Extract all lines in the data that contain the word "cuenta".

Component data from apps and pages:
= = = = = = =

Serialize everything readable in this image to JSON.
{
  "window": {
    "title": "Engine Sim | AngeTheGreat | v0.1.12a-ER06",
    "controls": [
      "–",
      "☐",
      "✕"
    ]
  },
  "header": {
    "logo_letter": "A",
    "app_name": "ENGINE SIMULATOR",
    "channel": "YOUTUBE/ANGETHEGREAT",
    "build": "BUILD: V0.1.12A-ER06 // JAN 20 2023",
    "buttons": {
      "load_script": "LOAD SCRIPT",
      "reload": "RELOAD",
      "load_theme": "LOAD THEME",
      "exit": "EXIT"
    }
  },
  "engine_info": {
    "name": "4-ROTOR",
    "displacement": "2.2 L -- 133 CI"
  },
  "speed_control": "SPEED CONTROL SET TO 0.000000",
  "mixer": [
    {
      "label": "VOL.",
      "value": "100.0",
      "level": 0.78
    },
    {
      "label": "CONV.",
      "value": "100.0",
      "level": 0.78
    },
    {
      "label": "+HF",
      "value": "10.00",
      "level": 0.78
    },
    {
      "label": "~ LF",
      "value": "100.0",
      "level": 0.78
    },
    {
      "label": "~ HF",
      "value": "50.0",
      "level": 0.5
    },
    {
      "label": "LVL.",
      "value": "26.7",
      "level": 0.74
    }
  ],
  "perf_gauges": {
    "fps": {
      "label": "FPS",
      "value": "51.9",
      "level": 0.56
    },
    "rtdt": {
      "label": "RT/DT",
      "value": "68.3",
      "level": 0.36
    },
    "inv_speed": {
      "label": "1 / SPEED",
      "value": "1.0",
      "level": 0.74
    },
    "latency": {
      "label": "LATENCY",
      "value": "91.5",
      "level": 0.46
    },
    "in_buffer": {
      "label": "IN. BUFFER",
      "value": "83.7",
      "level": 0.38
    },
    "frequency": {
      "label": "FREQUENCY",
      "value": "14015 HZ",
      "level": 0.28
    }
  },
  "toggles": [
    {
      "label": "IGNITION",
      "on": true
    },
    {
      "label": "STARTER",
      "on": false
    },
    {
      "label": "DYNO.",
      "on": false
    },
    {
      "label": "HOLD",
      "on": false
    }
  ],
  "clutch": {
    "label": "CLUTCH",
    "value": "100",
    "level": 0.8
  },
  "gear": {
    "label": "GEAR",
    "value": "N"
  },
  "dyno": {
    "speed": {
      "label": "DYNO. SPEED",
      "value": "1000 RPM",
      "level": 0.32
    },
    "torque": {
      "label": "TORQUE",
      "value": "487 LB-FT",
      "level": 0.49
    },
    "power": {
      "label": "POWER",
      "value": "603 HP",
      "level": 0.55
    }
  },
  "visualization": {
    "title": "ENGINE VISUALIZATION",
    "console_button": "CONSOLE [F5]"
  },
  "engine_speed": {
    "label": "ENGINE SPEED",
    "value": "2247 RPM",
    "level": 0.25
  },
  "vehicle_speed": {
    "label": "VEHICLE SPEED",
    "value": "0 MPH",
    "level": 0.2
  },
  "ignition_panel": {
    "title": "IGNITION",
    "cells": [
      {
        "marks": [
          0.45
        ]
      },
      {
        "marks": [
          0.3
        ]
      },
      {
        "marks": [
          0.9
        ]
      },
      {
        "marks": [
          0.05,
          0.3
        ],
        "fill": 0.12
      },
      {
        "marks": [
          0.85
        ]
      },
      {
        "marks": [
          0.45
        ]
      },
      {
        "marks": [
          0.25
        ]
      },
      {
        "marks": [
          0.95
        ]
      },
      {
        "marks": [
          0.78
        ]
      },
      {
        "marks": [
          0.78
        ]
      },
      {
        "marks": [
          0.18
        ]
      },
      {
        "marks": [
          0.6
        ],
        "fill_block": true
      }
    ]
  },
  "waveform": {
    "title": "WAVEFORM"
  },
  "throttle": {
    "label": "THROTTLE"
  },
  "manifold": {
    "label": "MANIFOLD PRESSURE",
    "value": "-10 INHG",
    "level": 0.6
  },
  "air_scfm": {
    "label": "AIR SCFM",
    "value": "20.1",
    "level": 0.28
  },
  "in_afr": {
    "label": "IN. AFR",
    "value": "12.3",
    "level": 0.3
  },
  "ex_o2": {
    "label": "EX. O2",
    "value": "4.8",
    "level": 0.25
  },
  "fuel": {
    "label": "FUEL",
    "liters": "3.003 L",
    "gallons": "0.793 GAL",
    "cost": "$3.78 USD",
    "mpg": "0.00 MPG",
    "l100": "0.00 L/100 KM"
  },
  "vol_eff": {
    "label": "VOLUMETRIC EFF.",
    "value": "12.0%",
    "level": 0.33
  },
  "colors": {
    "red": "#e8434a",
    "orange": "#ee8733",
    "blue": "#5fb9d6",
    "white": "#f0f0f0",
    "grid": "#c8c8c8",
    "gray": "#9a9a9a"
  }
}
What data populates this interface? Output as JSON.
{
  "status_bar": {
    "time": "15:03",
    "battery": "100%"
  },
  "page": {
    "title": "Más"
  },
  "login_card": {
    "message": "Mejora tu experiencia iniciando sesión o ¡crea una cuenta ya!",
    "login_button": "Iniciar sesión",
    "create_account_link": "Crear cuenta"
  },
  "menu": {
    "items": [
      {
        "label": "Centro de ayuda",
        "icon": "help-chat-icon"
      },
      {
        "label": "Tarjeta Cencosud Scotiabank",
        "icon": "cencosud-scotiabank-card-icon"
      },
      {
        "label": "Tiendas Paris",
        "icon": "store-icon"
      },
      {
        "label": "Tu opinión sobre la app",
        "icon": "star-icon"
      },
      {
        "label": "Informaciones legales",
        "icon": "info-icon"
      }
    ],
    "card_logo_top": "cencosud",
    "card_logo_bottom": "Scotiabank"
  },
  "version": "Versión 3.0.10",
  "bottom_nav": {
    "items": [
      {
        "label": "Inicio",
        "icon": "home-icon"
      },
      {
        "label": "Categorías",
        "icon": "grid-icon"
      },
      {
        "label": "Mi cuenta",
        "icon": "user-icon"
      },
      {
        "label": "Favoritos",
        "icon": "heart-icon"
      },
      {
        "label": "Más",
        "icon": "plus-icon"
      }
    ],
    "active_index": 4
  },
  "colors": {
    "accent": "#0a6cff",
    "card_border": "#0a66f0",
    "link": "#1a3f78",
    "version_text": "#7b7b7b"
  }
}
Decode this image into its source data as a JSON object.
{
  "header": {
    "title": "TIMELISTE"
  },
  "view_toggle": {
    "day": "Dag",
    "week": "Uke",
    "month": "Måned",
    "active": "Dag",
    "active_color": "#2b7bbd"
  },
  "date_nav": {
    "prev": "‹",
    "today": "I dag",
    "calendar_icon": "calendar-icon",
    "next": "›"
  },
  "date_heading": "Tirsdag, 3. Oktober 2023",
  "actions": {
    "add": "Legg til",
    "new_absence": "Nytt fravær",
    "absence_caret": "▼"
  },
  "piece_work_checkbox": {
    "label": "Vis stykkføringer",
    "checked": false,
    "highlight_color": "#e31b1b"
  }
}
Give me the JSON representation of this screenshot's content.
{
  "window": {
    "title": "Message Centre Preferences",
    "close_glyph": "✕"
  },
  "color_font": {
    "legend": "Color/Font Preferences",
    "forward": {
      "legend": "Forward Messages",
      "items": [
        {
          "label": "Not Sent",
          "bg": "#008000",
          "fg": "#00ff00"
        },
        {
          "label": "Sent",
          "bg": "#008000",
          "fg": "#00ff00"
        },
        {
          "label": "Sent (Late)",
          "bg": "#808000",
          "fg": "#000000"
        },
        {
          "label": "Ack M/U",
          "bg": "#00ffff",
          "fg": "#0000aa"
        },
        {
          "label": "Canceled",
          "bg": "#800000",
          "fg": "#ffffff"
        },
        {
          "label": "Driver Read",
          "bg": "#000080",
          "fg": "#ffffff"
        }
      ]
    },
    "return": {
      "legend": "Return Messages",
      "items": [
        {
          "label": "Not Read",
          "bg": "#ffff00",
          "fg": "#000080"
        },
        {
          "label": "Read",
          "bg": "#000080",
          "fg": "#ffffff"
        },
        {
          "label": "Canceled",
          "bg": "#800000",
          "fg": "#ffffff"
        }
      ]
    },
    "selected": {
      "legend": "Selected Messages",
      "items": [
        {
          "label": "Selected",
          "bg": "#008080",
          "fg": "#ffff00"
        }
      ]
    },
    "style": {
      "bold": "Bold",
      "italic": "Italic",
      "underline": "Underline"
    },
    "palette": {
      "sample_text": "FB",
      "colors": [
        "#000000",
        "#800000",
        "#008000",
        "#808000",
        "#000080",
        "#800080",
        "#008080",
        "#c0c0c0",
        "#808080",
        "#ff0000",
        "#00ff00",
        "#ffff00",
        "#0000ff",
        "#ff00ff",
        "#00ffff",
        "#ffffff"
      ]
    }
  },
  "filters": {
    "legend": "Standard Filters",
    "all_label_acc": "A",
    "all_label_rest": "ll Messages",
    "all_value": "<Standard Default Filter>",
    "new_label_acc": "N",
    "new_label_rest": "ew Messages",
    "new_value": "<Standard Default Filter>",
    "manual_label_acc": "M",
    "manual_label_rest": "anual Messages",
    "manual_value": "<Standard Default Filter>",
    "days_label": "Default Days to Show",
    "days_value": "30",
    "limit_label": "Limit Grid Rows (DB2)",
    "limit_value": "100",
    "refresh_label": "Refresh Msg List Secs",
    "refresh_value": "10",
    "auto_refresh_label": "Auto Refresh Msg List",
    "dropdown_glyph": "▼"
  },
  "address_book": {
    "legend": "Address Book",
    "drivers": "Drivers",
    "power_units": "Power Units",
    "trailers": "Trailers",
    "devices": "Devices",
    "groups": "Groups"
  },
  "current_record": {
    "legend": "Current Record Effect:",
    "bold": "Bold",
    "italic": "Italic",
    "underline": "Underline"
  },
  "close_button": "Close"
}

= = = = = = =

Answer section:
    "message": "Mejora tu experiencia iniciando sesión o ¡crea una cuenta ya!",
    "create_account_link": "Crear cuenta"
        "label": "Mi cuenta",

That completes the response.